Because my parents encouraged me to make assembling with Christians a priority, when I encountered a difficult time in my life when it would have been easy to suffer alone and stop “going to church,” I kept going. I found it hard to pray at that point in my life and it was difficult to sing some songs. Some sermons were harder to hear and some well-meaning brethren just did not understand what I was experiencing. Still I kept assembling and I continued to read the Bible regularly (Strange, I think, that I found it hard to talk to God for a while but still was willing to listen to him). The small congregation embraced me and helped me to heal, using me when I was willing and my work would help others. Some told me that my presence encouraged them. I survived spiritually because that church and my family of origin loved me.
Some hurting people have hurt themselves, and as part of the healing process, must realize and articulate the part they played in creating their pain. We call this repentance and confession; both acts are essential for spiritual healing. If they have never done so before, they will need (as did the apostle Paul) to wash away their sin in baptism (Acts 22:16). Some may be unable to reverse the effects of their actions; just as a physical amputee learns to function without a hand or with a prosthesis, they can learn to function in their new reality. Other hurting people have been abused – verbally, physically, or emotionally. They don’t need more abuse. They need love, and lots of patience.

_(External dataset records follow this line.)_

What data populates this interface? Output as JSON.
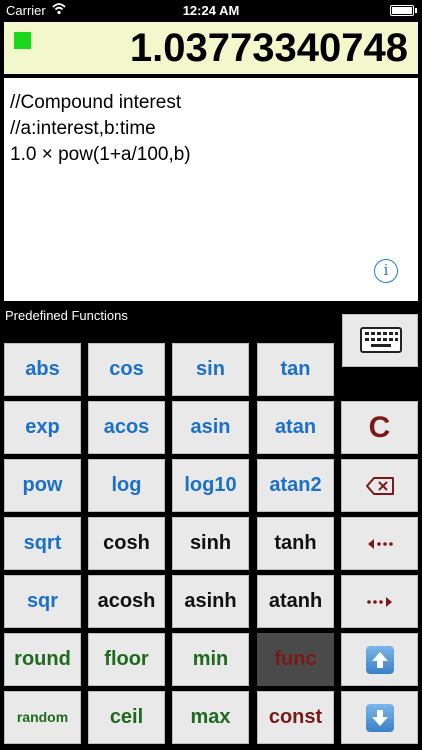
{
  "status_bar": {
    "carrier": "Carrier",
    "time": "12:24 AM"
  },
  "display": {
    "result": "1.03773340748"
  },
  "editor": {
    "lines": [
      "//Compound interest",
      "//a:interest,b:time",
      "1.0 × pow(1+a/100,b)"
    ],
    "info_label": "i"
  },
  "section_label": "Predefined Functions",
  "keys": {
    "abs": "abs",
    "cos": "cos",
    "sin": "sin",
    "tan": "tan",
    "exp": "exp",
    "acos": "acos",
    "asin": "asin",
    "atan": "atan",
    "pow": "pow",
    "log": "log",
    "log10": "log10",
    "atan2": "atan2",
    "sqrt": "sqrt",
    "cosh": "cosh",
    "sinh": "sinh",
    "tanh": "tanh",
    "sqr": "sqr",
    "acosh": "acosh",
    "asinh": "asinh",
    "atanh": "atanh",
    "round": "round",
    "floor": "floor",
    "min": "min",
    "func": "func",
    "random": "random",
    "ceil": "ceil",
    "max": "max",
    "const": "const",
    "clear": "C"
  },
  "icons": {
    "keyboard": "keyboard-icon",
    "backspace": "backspace-icon",
    "cursor_left": "cursor-left-icon",
    "cursor_right": "cursor-right-icon",
    "up": "arrow-up-icon",
    "down": "arrow-down-icon"
  },
  "colors": {
    "display_bg": "#f2f8cc",
    "indicator": "#1ad81a",
    "key_bg": "#e9e9e9",
    "blue": "#1b70c9",
    "green": "#1f6a1f",
    "maroon": "#7b1818"
  }
}
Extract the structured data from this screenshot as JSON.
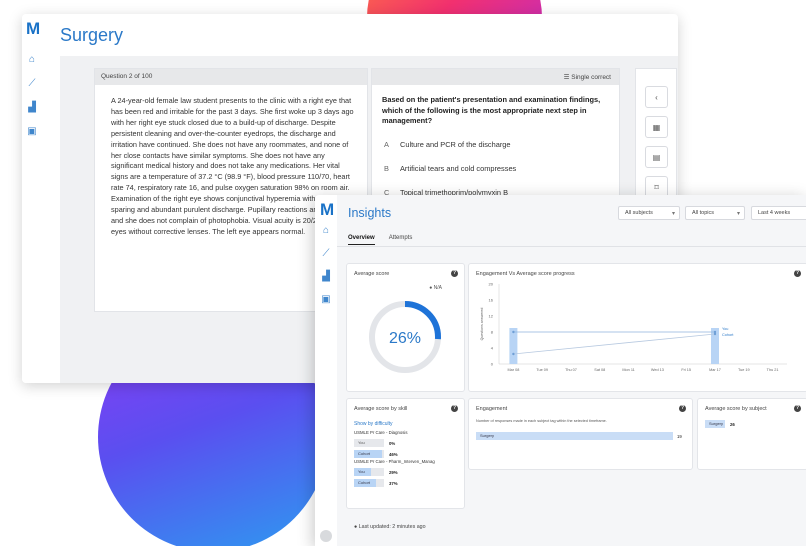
{
  "surgery": {
    "title": "Surgery",
    "question_counter": "Question 2 of 100",
    "question_text": "A 24-year-old female law student presents to the clinic with a right eye that has been red and irritable for the past 3 days. She first woke up 3 days ago with her right eye stuck closed due to a build-up of discharge. Despite persistent cleaning and over-the-counter eyedrops, the discharge and irritation have continued. She does not have any roommates, and none of her close contacts have similar symptoms. She does not have any significant medical history and does not take any medications. Her vital signs are a temperature of 37.2 °C (98.9 °F), blood pressure 110/70, heart rate 74, respiratory rate 16, and pulse oxygen saturation 98% on room air. Examination of the right eye shows conjunctival hyperemia with perilimbal sparing and abundant purulent discharge. Pupillary reactions are normal, and she does not complain of photophobia. Visual acuity is 20/20 in both eyes without corrective lenses. The left eye appears normal.",
    "answer_mode": "Single correct",
    "answer_question": "Based on the patient's presentation and examination findings, which of the following is the most appropriate next step in management?",
    "options": [
      {
        "letter": "A",
        "text": "Culture and PCR of the discharge"
      },
      {
        "letter": "B",
        "text": "Artificial tears and cold compresses"
      },
      {
        "letter": "C",
        "text": "Topical trimethoprim/polymyxin B"
      }
    ]
  },
  "insights": {
    "title": "Insights",
    "filters": [
      "All subjects",
      "All topics",
      "Last 4 weeks"
    ],
    "tabs": [
      "Overview",
      "Attempts"
    ],
    "average_score": {
      "title": "Average score",
      "legend": "N/A",
      "value": "26%",
      "fraction": 0.26
    },
    "progress_title": "Engagement Vs Average score progress",
    "skill": {
      "title": "Average score by skill",
      "link": "Show by difficulty",
      "groups": [
        {
          "name": "USMLE Pr Care - Diagnosis",
          "you_label": "You",
          "you": "0%",
          "cohort_label": "Cohort",
          "cohort": "46%",
          "you_frac": 0.0,
          "cohort_frac": 0.46
        },
        {
          "name": "USMLE Pr Care - Pharm_Interven_Manag",
          "you_label": "You",
          "you": "29%",
          "cohort_label": "Cohort",
          "cohort": "37%",
          "you_frac": 0.29,
          "cohort_frac": 0.37
        }
      ]
    },
    "engagement": {
      "title": "Engagement",
      "subtitle": "Number of responses made in each subject tag within the selected timeframe.",
      "rows": [
        {
          "label": "Surgery",
          "value": "19"
        }
      ]
    },
    "by_subject": {
      "title": "Average score by subject",
      "rows": [
        {
          "label": "Surgery",
          "value": "26"
        }
      ]
    },
    "last_updated": "Last updated: 2 minutes ago"
  },
  "chart_data": {
    "type": "line",
    "title": "Engagement Vs Average score progress",
    "ylabel": "Questions answered",
    "categories": [
      "Mar 08",
      "Tue 09",
      "Thu 07",
      "Sat 08",
      "Mon 11",
      "Wed 13",
      "Fri 15",
      "Mar 17",
      "Tue 19",
      "Thu 21"
    ],
    "yticks": [
      0,
      4,
      8,
      12,
      16,
      20
    ],
    "ylim": [
      0,
      20
    ],
    "series": [
      {
        "name": "",
        "kind": "bar",
        "values": [
          9,
          0,
          0,
          0,
          0,
          0,
          0,
          9,
          0,
          0
        ]
      },
      {
        "name": "You",
        "kind": "line",
        "points": [
          {
            "x": "Mar 08",
            "y": 8
          },
          {
            "x": "Mar 17",
            "y": 8
          }
        ]
      },
      {
        "name": "Cohort",
        "kind": "line",
        "points": [
          {
            "x": "Mar 08",
            "y": 2.5
          },
          {
            "x": "Mar 17",
            "y": 7.5
          }
        ]
      }
    ],
    "legend_position": "right"
  },
  "colors": {
    "brand": "#2b79c8",
    "bar": "#b8d4f5",
    "gauge": "#1e73d8",
    "gauge_track": "#e3e5e9"
  }
}
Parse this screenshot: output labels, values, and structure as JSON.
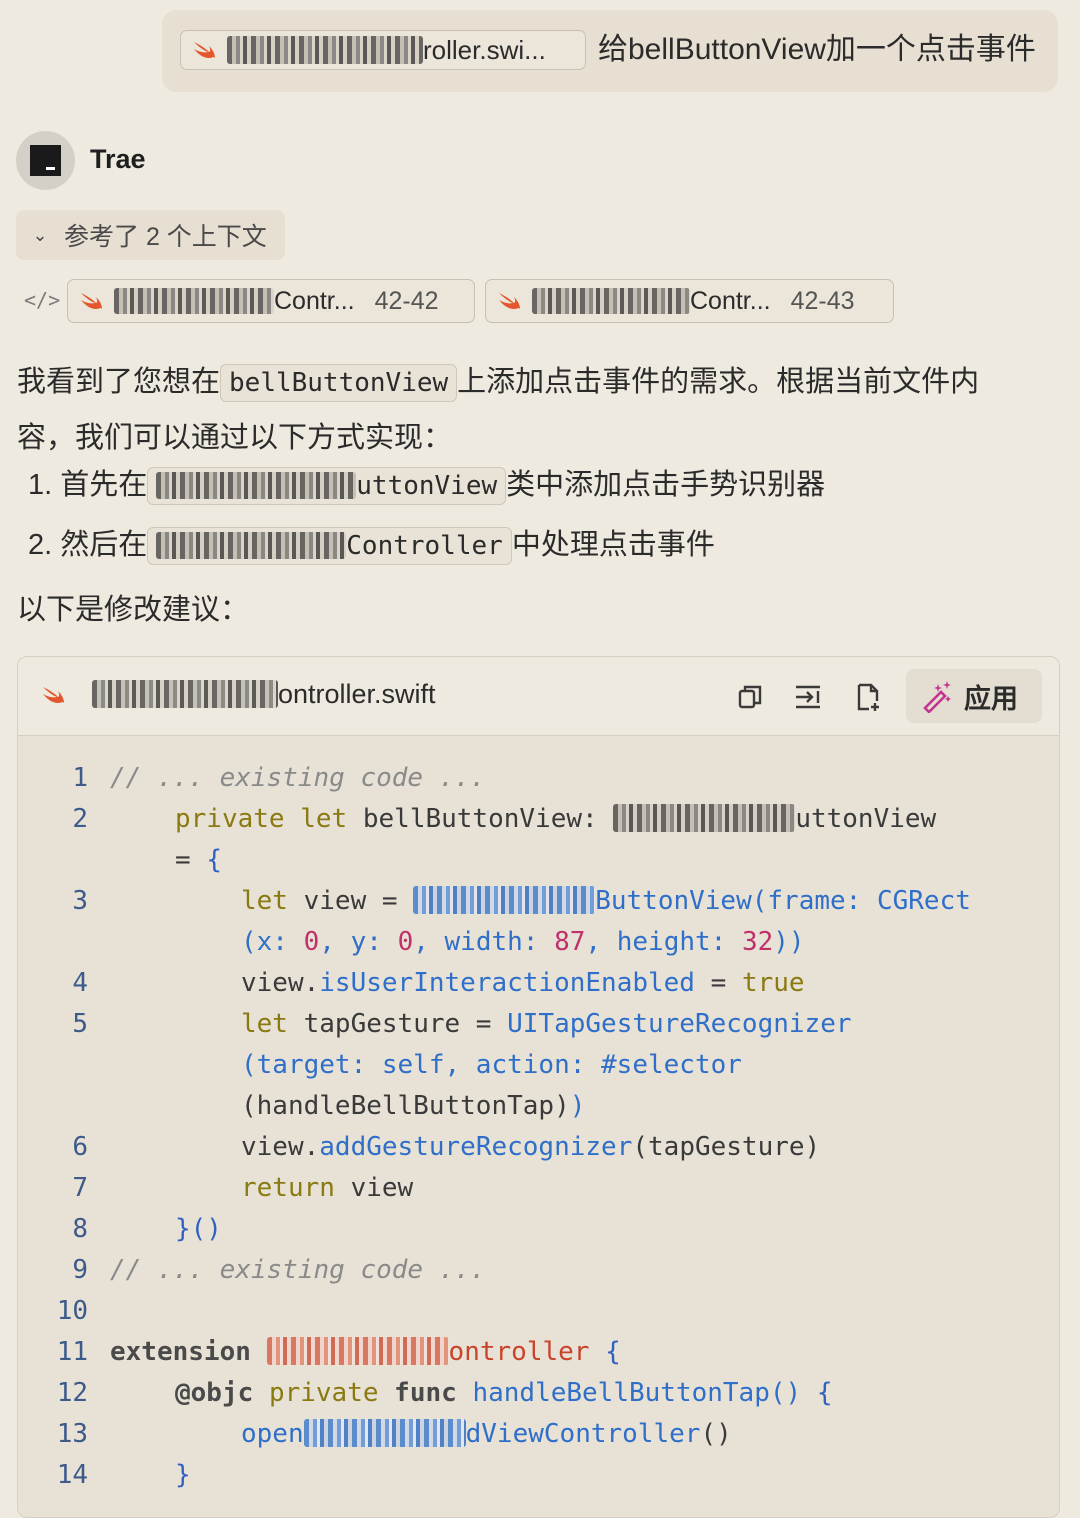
{
  "user_message": {
    "file_chip": "roller.swi...",
    "text": "给bellButtonView加一个点击事件"
  },
  "assistant": {
    "name": "Trae",
    "context_toggle": "参考了 2 个上下文",
    "refs": [
      {
        "name": "Contr...",
        "range": "42-42"
      },
      {
        "name": "Contr...",
        "range": "42-43"
      }
    ],
    "para1_a": "我看到了您想在",
    "para1_code": "bellButtonView",
    "para1_b": "上添加点击事件的需求。根据当前文件内",
    "para2": "容，我们可以通过以下方式实现：",
    "item1_num": "1.",
    "item1_a": "首先在",
    "item1_code": "uttonView",
    "item1_b": "类中添加点击手势识别器",
    "item2_num": "2.",
    "item2_a": "然后在",
    "item2_code": "Controller",
    "item2_b": "中处理点击事件",
    "para3": "以下是修改建议："
  },
  "code_card": {
    "file_name": "ontroller.swift",
    "apply_label": "应用",
    "tools": [
      "copy-icon",
      "insert-icon",
      "new-file-icon"
    ],
    "lines": [
      "1",
      "2",
      "3",
      "4",
      "5",
      "6",
      "7",
      "8",
      "9",
      "10",
      "11",
      "12",
      "13",
      "14"
    ]
  }
}
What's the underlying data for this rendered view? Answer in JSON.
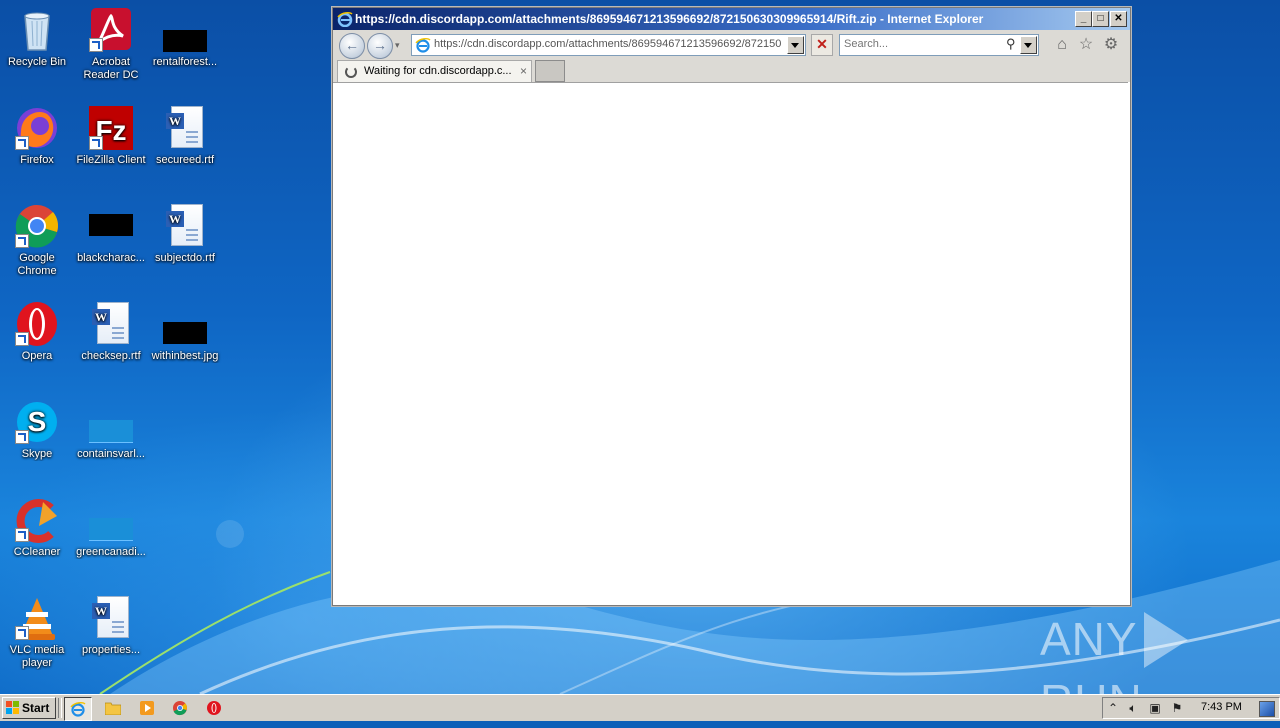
{
  "desktop": {
    "icons": [
      {
        "label": "Recycle Bin"
      },
      {
        "label": "Acrobat Reader DC"
      },
      {
        "label": "rentalforest..."
      },
      {
        "label": "Firefox"
      },
      {
        "label": "FileZilla Client"
      },
      {
        "label": "secureed.rtf"
      },
      {
        "label": "Google Chrome"
      },
      {
        "label": "blackcharac..."
      },
      {
        "label": "subjectdo.rtf"
      },
      {
        "label": "Opera"
      },
      {
        "label": "checksep.rtf"
      },
      {
        "label": "withinbest.jpg"
      },
      {
        "label": "Skype"
      },
      {
        "label": "containsvarl..."
      },
      {
        "label": "CCleaner"
      },
      {
        "label": "greencanadi..."
      },
      {
        "label": "VLC media player"
      },
      {
        "label": "properties..."
      }
    ]
  },
  "browser": {
    "window_title": "https://cdn.discordapp.com/attachments/869594671213596692/872150630309965914/Rift.zip - Internet Explorer",
    "address": "https://cdn.discordapp.com/attachments/869594671213596692/872150",
    "search_placeholder": "Search...",
    "tab_label": "Waiting for cdn.discordapp.c...",
    "tab_close": "×",
    "stop_glyph": "✕"
  },
  "watermark": {
    "left": "ANY",
    "right": "RUN"
  },
  "taskbar": {
    "start_label": "Start",
    "clock": "7:43 PM"
  },
  "colors": {
    "titlebar_start": "#0a246a",
    "titlebar_end": "#a6caf0",
    "taskbar": "#d4d0c8",
    "wallpaper": "#0f66c4"
  }
}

So, if you’re hurting spiritually, don’t try to solve your problems in isolation. Reach out for help to a community of faith, a church that takes God, Christ, and the Bible seriously, but that remembers also that it is the family of God and the body of Christ, an entity that heals rather harms. If you’re within such a group, and someone confesses difficulty, pain, or sin, don’t rush to ostracize. Pray and study to learn how you may help this person to heal and to grow up to become the healthy disciple God wants them to be. As Paul the apostle wrote, ” Accept one another, then, just as Christ accepted you, in order to bring praise to God” (Romans 15:7). In the end, we all have fallen short, and that is why we need a family, a church, where we may heal and feel safe.